Record extracts>
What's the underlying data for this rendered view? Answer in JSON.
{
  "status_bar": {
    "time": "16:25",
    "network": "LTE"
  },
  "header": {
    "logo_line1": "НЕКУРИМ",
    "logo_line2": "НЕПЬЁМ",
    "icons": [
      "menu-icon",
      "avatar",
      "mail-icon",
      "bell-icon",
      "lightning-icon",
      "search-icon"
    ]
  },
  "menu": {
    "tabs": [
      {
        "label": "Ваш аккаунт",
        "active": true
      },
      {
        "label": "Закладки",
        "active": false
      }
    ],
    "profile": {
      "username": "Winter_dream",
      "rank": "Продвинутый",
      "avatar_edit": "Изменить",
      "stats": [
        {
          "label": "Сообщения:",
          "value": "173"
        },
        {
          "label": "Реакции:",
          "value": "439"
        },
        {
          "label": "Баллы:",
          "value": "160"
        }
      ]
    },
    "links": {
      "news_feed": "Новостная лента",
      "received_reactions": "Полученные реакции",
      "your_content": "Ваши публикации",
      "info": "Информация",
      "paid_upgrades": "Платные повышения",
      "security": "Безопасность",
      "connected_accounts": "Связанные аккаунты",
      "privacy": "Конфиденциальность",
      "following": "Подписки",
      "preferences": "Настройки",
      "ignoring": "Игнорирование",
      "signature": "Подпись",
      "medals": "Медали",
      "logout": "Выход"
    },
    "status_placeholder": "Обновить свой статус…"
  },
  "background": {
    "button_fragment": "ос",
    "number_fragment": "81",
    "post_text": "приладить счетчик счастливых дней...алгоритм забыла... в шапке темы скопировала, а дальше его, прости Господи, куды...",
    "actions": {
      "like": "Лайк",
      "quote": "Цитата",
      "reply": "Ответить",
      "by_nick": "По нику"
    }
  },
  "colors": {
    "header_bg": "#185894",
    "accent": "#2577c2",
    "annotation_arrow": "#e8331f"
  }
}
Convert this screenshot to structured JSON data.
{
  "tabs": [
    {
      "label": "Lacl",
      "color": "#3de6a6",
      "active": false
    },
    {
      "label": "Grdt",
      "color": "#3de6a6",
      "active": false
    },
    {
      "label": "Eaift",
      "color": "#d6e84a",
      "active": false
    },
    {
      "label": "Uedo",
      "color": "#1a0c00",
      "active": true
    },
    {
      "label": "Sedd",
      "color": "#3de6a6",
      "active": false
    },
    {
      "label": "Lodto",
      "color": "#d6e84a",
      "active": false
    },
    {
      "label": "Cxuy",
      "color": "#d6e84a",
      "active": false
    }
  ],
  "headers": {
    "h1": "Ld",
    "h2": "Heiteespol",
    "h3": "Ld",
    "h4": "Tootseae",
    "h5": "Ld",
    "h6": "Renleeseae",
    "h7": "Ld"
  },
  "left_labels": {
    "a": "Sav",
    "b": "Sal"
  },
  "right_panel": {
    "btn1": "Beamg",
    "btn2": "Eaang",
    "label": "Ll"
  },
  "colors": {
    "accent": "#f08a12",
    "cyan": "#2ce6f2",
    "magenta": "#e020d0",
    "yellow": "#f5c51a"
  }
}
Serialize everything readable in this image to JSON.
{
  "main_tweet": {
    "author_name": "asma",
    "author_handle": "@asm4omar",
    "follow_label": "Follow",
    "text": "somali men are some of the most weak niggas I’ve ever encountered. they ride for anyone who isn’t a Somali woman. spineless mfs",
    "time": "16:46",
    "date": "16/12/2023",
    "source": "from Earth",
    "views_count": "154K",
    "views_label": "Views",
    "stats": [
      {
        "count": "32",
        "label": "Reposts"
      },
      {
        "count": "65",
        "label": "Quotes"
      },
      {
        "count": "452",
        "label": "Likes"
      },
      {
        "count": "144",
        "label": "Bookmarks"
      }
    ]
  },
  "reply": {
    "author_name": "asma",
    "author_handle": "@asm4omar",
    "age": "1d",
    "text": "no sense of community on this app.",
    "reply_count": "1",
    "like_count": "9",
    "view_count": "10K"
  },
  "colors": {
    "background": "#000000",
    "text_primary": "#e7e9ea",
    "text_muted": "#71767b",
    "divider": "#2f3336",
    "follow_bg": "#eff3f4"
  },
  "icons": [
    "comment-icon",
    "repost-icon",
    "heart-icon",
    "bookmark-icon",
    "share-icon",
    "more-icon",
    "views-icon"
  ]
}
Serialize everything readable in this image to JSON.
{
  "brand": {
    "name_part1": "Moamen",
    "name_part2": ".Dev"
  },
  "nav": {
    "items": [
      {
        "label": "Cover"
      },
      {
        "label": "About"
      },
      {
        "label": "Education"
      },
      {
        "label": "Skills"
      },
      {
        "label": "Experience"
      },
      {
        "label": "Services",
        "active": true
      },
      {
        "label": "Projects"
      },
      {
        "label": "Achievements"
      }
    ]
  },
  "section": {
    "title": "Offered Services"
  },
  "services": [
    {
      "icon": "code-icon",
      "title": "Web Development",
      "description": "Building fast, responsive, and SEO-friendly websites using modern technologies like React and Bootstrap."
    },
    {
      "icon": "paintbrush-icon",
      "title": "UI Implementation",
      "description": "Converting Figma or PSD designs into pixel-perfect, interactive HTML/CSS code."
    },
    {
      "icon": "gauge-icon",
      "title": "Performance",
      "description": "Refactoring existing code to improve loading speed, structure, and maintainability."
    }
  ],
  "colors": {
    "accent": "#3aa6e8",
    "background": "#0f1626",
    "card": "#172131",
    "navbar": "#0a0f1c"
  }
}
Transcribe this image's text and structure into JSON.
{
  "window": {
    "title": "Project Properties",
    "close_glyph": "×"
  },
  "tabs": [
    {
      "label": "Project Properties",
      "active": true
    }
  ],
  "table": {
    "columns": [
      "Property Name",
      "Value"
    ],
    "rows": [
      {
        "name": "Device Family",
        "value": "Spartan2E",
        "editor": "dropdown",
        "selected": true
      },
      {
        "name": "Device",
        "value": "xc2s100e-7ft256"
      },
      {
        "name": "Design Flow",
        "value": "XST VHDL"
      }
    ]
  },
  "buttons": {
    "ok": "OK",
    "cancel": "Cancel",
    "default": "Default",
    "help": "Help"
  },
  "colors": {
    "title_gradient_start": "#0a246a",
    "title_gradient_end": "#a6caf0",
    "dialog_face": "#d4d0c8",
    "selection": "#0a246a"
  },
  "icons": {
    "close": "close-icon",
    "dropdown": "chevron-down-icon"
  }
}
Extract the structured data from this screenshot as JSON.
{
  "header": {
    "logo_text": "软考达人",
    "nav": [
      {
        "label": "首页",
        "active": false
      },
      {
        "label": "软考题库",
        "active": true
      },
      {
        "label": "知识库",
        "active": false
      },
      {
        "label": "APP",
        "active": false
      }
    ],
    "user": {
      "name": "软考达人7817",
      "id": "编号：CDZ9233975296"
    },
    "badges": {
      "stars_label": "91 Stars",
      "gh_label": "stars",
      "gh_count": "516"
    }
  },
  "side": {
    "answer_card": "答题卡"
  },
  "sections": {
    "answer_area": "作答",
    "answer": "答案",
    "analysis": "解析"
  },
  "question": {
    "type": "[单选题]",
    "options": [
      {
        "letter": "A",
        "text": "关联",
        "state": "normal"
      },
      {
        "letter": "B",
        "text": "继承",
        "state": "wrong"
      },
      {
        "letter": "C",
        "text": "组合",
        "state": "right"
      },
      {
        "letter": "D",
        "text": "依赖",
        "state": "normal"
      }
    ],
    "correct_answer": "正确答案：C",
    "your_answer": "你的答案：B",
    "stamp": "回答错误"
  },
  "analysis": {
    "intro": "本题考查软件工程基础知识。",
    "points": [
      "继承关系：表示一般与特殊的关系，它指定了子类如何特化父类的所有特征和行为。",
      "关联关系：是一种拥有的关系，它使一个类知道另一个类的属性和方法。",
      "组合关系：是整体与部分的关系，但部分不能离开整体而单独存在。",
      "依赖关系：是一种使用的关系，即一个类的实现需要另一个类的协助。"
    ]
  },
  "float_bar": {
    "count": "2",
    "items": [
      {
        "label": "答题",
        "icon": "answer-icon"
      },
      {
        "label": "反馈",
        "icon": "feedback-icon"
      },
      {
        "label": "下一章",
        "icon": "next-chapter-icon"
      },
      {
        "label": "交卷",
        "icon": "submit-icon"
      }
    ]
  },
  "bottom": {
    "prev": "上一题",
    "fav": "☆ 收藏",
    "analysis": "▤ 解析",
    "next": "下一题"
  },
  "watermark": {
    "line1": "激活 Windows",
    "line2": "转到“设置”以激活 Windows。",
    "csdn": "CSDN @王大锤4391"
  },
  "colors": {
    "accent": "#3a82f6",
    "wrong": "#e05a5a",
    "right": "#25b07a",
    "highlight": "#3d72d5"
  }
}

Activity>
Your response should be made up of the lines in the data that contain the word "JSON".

Result>
What's the underlying data for this rendered view? Answer in JSON.
Convert this screenshot to structured JSON data.
Serialize everything readable in this image to JSON.
Serialize everything readable in this image to JSON.
Transcribe this image's text and structure into JSON.
Extract the structured data from this screenshot as JSON.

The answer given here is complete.